Discomfort drives change. But by the same token, change creates discomfort.
The tension between these two paradoxical concepts lies at the core of healthcare marketing planning and communication. And
as healthcare marketers, our ability to leverage the comfort/discomfort paradox appropriately defines our ultimate success
in the marketplace. This is especially true of challenger brands, who need to make their competitive value instantly clear
by making direct hits on an emotional level.
Allure of comfort
We human beings are hard-wired to find and sustain comfort: comfort food, comfort zones, and old favorites. We are loyal to
the tried and true. We move to and try to stay in our place of comfort.
Yet our job as marketers is to change customers' perceptions, preferences, and behaviors towards our products or services.
Our job is to make people uncomfortable enough to change their current behavior. Their comfort is not in our best interest.
Left to their own devices, our target customers would choose to stay in their comfort zones, which means they wouldn't use
or even try the product or service we're offering.
Discomfort, unmet needs, and challenger brands
Obviously, not all product categories are populated by fiercely loyal patrons who cling to their comfort zones like intrepid
Chicago Cubs fans. Many categories of consumer products have users loyal only to the next coupon or sample. In our industry,
the challenge of changing customer preferences is made more intense by the seriousness of the healthcare professional's responsibilities.
Changing preferences for toothpaste carries a significantly lower risk than changing preferences for chemotherapy alternatives,
diagnostic techniques, or surgical protocols. There's got to be a very compelling reason to consider changing.
If we want to convince a physician to change prescribing behavior, we must first convince him or her that there is something
lacking with the way things are currently done. We must stir the pot a bit to create discomfort with the current brand, brands,
or processes that can only be rectified by changing to our brand. We must move them to the point of discomfort that creates
urgency to change, where not changing is simply unacceptable.
This process is especially true when developing plans for challenger brands that don't have the big budgets. Challenger brands
need to think differently from market leaders. They need to offer new criteria for choice. For challenger brands, a clear
path to leveraging your target customer's discomfort is critical to success.

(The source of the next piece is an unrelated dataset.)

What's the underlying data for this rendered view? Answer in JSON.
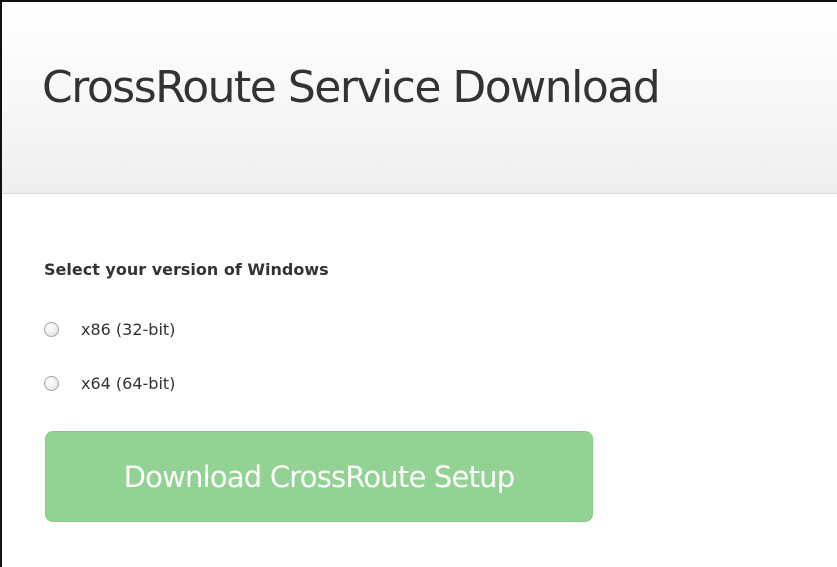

Enter Maslow's hierarchy of needs. You remember: it's that pyramid-shaped chart (like the government's original food chart
that told us we couldn't eat Frito's and cheesecake with every meal). The idea is that our most basic of needs (like breathing,
eating, and drinking) must be satisfied before we can attain higher levels of needs (like self-esteem, respect by others,
morality, or creativity). Applied correctly, it defines the key areas of comfort and discomfort for our species (Figure 1).
Figure 1: Maslow’s hierarchy of needs.
Our job is to engage an HCP in a conversation about a product or service and point out issues that may: diminish confidence
in the status quo; limit problem-solving; or make patients less satisfied with the outcomes achieved. If we can demonstrate
how our product or service can help the HCP perform better, find a clinical issue that might make them doubt their current
preferences, or isolate a patient type that might better benefit from a different product, we can use this discomfort to drive